“Regarding enforcement efforts, the condominium association, through the board of directors, has various “enforcement tools” that it can utilize to try to address a violation and bring about compliance. These enforcement tools include, but are not necessarily limited to, the pursuit of a fine against the violator and the suspension of certain common element use rights by the violator. You should be aware that there are several procedural requirements mandated by Florida Statutes which must be followed in order to impose a fine or suspend a resident’s common element use rights. Another enforcement tool, which I often refer to as the “hammer” option, is for the board to notify the attorney for the condominium association. The association attorney can send a demand letter to the violator and demand that the unauthorized parking in your assigned parking space stop immediately. If the violations continue, the association has the option to pursue litigation against the violator. In the ensuing litigation the association has the right to seek the recovery of its prevailing party attorney’s fees and costs.
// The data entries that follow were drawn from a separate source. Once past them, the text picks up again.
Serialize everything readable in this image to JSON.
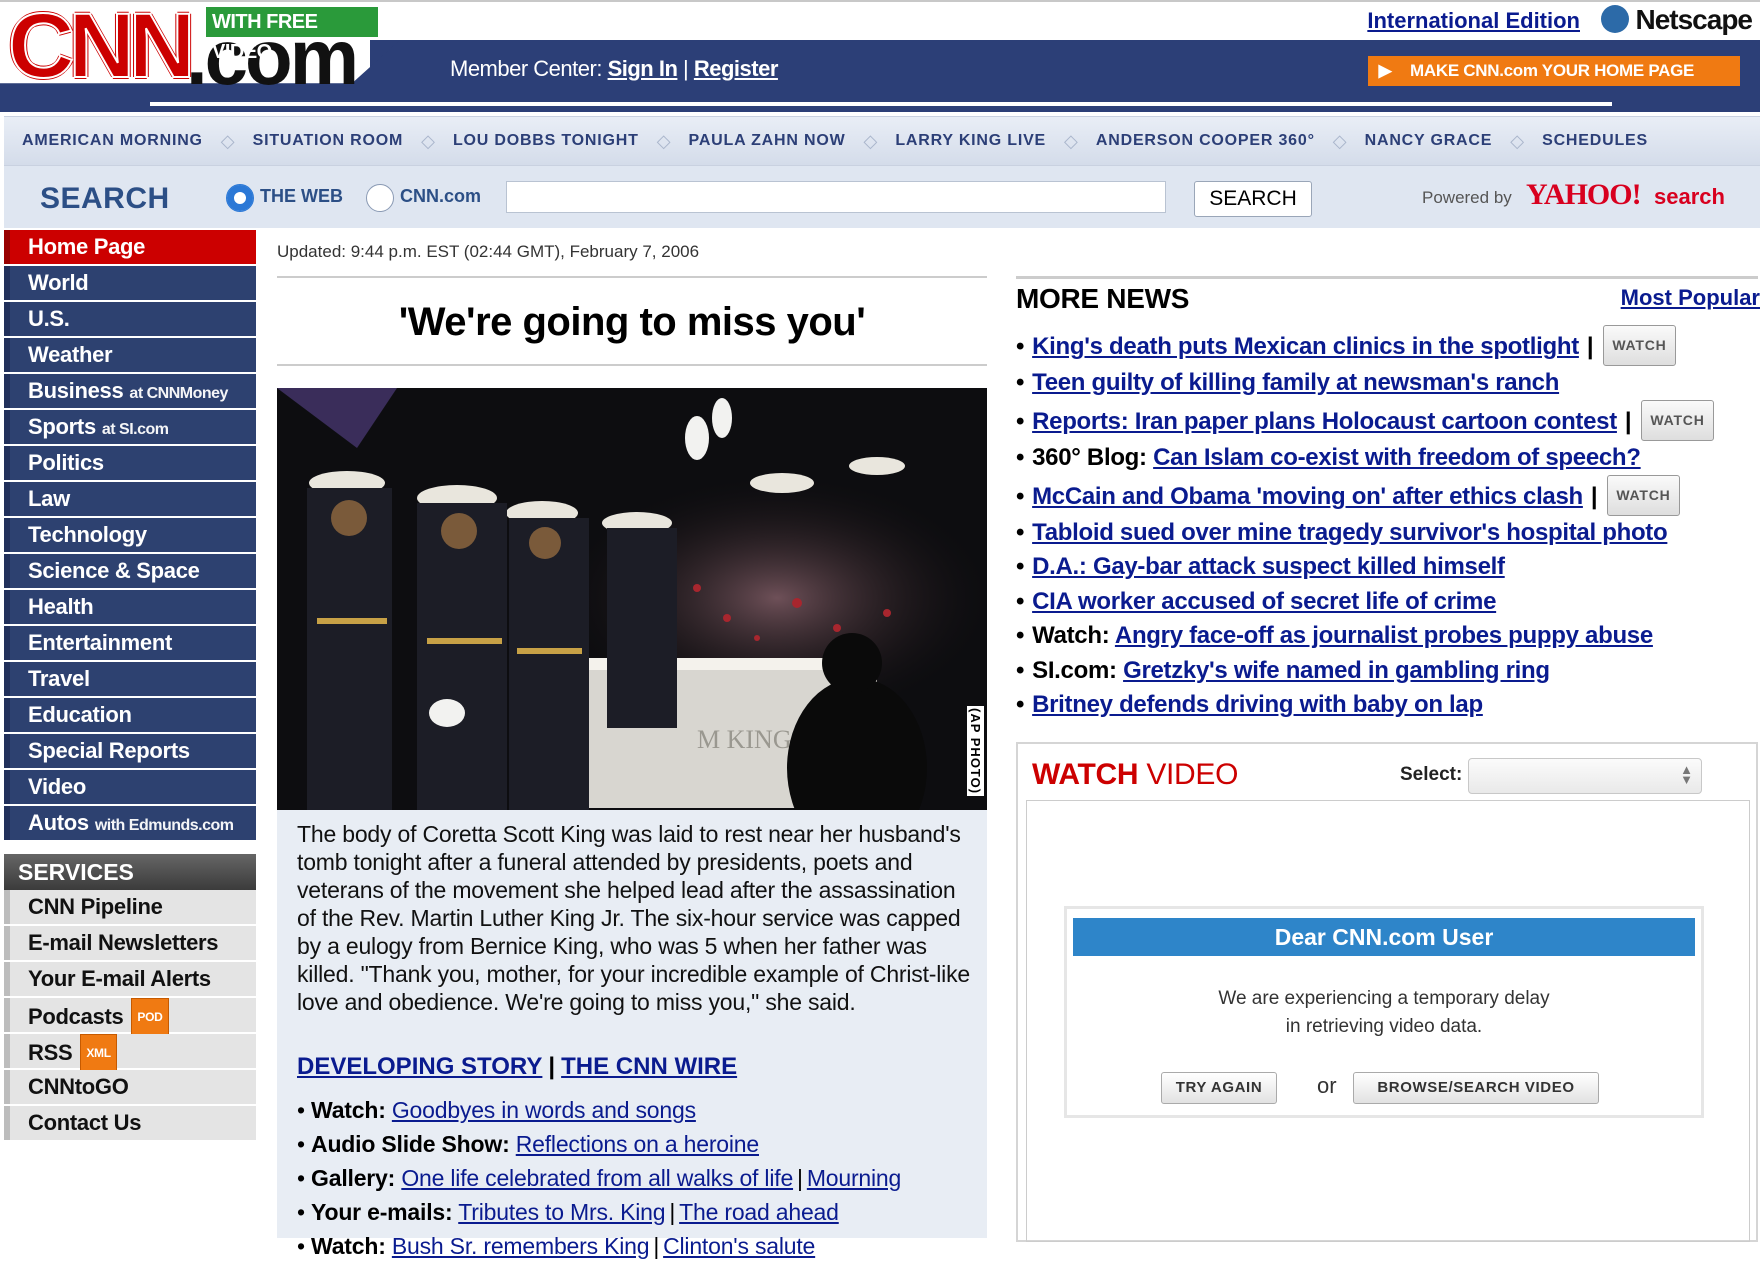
{
  "header": {
    "logo_text": "CNN",
    "logo_suffix": ".com",
    "free_video_badge": "WITH FREE VIDEO",
    "member_center_label": "Member Center:",
    "sign_in": "Sign In",
    "separator": "|",
    "register": "Register",
    "international_edition": "International Edition",
    "netscape": "Netscape",
    "make_home": "MAKE CNN.com YOUR HOME PAGE"
  },
  "nav": {
    "items": [
      "AMERICAN MORNING",
      "SITUATION ROOM",
      "LOU DOBBS TONIGHT",
      "PAULA ZAHN NOW",
      "LARRY KING LIVE",
      "ANDERSON COOPER 360°",
      "NANCY GRACE",
      "SCHEDULES"
    ]
  },
  "search": {
    "label": "SEARCH",
    "option_web": "THE WEB",
    "option_cnn": "CNN.com",
    "selected_option": "THE WEB",
    "input_value": "",
    "button": "SEARCH",
    "powered_by": "Powered by",
    "yahoo": "YAHOO!",
    "yahoo_search": "search"
  },
  "sidebar": {
    "items": [
      {
        "label": "Home Page",
        "suffix": "",
        "active": true
      },
      {
        "label": "World",
        "suffix": ""
      },
      {
        "label": "U.S.",
        "suffix": ""
      },
      {
        "label": "Weather",
        "suffix": ""
      },
      {
        "label": "Business",
        "suffix": "at CNNMoney"
      },
      {
        "label": "Sports",
        "suffix": "at SI.com"
      },
      {
        "label": "Politics",
        "suffix": ""
      },
      {
        "label": "Law",
        "suffix": ""
      },
      {
        "label": "Technology",
        "suffix": ""
      },
      {
        "label": "Science & Space",
        "suffix": ""
      },
      {
        "label": "Health",
        "suffix": ""
      },
      {
        "label": "Entertainment",
        "suffix": ""
      },
      {
        "label": "Travel",
        "suffix": ""
      },
      {
        "label": "Education",
        "suffix": ""
      },
      {
        "label": "Special Reports",
        "suffix": ""
      },
      {
        "label": "Video",
        "suffix": ""
      },
      {
        "label": "Autos",
        "suffix": "with Edmunds.com"
      }
    ],
    "services_heading": "SERVICES",
    "services": [
      {
        "label": "CNN Pipeline",
        "tag": ""
      },
      {
        "label": "E-mail Newsletters",
        "tag": ""
      },
      {
        "label": "Your E-mail Alerts",
        "tag": ""
      },
      {
        "label": "Podcasts",
        "tag": "POD"
      },
      {
        "label": "RSS",
        "tag": "XML"
      },
      {
        "label": "CNNtoGO",
        "tag": ""
      },
      {
        "label": "Contact Us",
        "tag": ""
      }
    ]
  },
  "main": {
    "updated": "Updated: 9:44 p.m. EST (02:44 GMT), February 7, 2006",
    "headline": "'We're going to miss you'",
    "photo_credit": "(AP PHOTO)",
    "photo_caption_text": "M KING",
    "body": "The body of Coretta Scott King was laid to rest near her husband's tomb tonight after a funeral attended by presidents, poets and veterans of the movement she helped lead after the assassination of the Rev. Martin Luther King Jr. The six-hour service was capped by a eulogy from Bernice King, who was 5 when her father was killed. \"Thank you, mother, for your incredible example of Christ-like love and obedience. We're going to miss you,\" she said.",
    "developing_story": "DEVELOPING STORY",
    "cnn_wire": "THE CNN WIRE",
    "related": [
      {
        "prefix": "Watch:",
        "links": [
          "Goodbyes in words and songs"
        ]
      },
      {
        "prefix": "Audio Slide Show:",
        "links": [
          "Reflections on a heroine"
        ]
      },
      {
        "prefix": "Gallery:",
        "links": [
          "One life celebrated from all walks of life",
          "Mourning"
        ]
      },
      {
        "prefix": "Your e-mails:",
        "links": [
          "Tributes to Mrs. King",
          "The road ahead"
        ]
      },
      {
        "prefix": "Watch:",
        "links": [
          "Bush Sr. remembers King",
          "Clinton's salute"
        ]
      }
    ]
  },
  "more_news": {
    "heading": "MORE NEWS",
    "most_popular": "Most Popular",
    "watch_label": "WATCH",
    "items": [
      {
        "prefix": "",
        "text": "King's death puts Mexican clinics in the spotlight",
        "watch": true
      },
      {
        "prefix": "",
        "text": "Teen guilty of killing family at newsman's ranch",
        "watch": false
      },
      {
        "prefix": "",
        "text": "Reports: Iran paper plans Holocaust cartoon contest",
        "watch": true
      },
      {
        "prefix": "360° Blog:",
        "text": "Can Islam co-exist with freedom of speech?",
        "watch": false
      },
      {
        "prefix": "",
        "text": "McCain and Obama 'moving on' after ethics clash",
        "watch": true
      },
      {
        "prefix": "",
        "text": "Tabloid sued over mine tragedy survivor's hospital photo",
        "watch": false
      },
      {
        "prefix": "",
        "text": "D.A.: Gay-bar attack suspect killed himself",
        "watch": false
      },
      {
        "prefix": "",
        "text": "CIA worker accused of secret life of crime",
        "watch": false
      },
      {
        "prefix": "Watch:",
        "text": "Angry face-off as journalist probes puppy abuse",
        "watch": false
      },
      {
        "prefix": "SI.com:",
        "text": "Gretzky's wife named in gambling ring",
        "watch": false
      },
      {
        "prefix": "",
        "text": "Britney defends driving with baby on lap",
        "watch": false
      }
    ]
  },
  "watch_video": {
    "title_bold": "WATCH",
    "title_rest": "VIDEO",
    "select_label": "Select:",
    "select_value": "",
    "dialog_title": "Dear CNN.com User",
    "message_line1": "We are experiencing a temporary delay",
    "message_line2": "in retrieving video data.",
    "try_again": "TRY AGAIN",
    "or": "or",
    "browse": "BROWSE/SEARCH VIDEO"
  },
  "colors": {
    "brand_red": "#cc0000",
    "nav_blue": "#2d4170",
    "link_blue": "#0a1b8f",
    "dialog_blue": "#2e85c9",
    "accent_orange": "#f07a12"
  }
}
The bottom line is that your condominium association has several options to attempt to address these parking violations based on the above-referenced “enforcement tools.”
“Another enforcement tool that your association may be able to pursue is the remedy of towing. Generally speaking, towing is a remedy that I recommend be used sparingly. Since towing is a “self-help” remedy, a judge will often examine the association’s towing process very carefully if the association is sued for wrongful towing. Since towing is not a remedy specifically incorporated within the Condominium Act (Chapter 718, Florida Statutes), the condominium documents would need to confer such authority on the association. Further, the association needs to be aware that Florida has a detailed statute governing the towing of vehicles, which is found at Section 715.07 of the Florida Statutes.
“The above summary addresses various enforcement rights and options available to your condominium association. From what you have described, however, it does appear that the overall “administration” of the parking in your condominium is severely lacking. Your condominium board may want to consider addressing this administrative deficiency by adopting rules to help address this nightmarish parking problem. The condominium association should consult with the association attorney and obtain their assistance in drafting these additional parking rules.
“Your association attorney will need to confirm the goals of the community and confirm that the board has the authority to adopt said rules. That being said, it is very common for condominium associations to adopt rules which identify certain vehicles (via parking sticker or otherwise) so that the association’s management knows whether a given car is or is not supposed to be parked in a given parking spot. The association can also consider adopting rules which require guests to use a specific guest parking pass, which must be prominently displayed. Again, the scope and specific language of the parking rules should be carefully considered, drafted and adopted, but this effort will be well worth it.”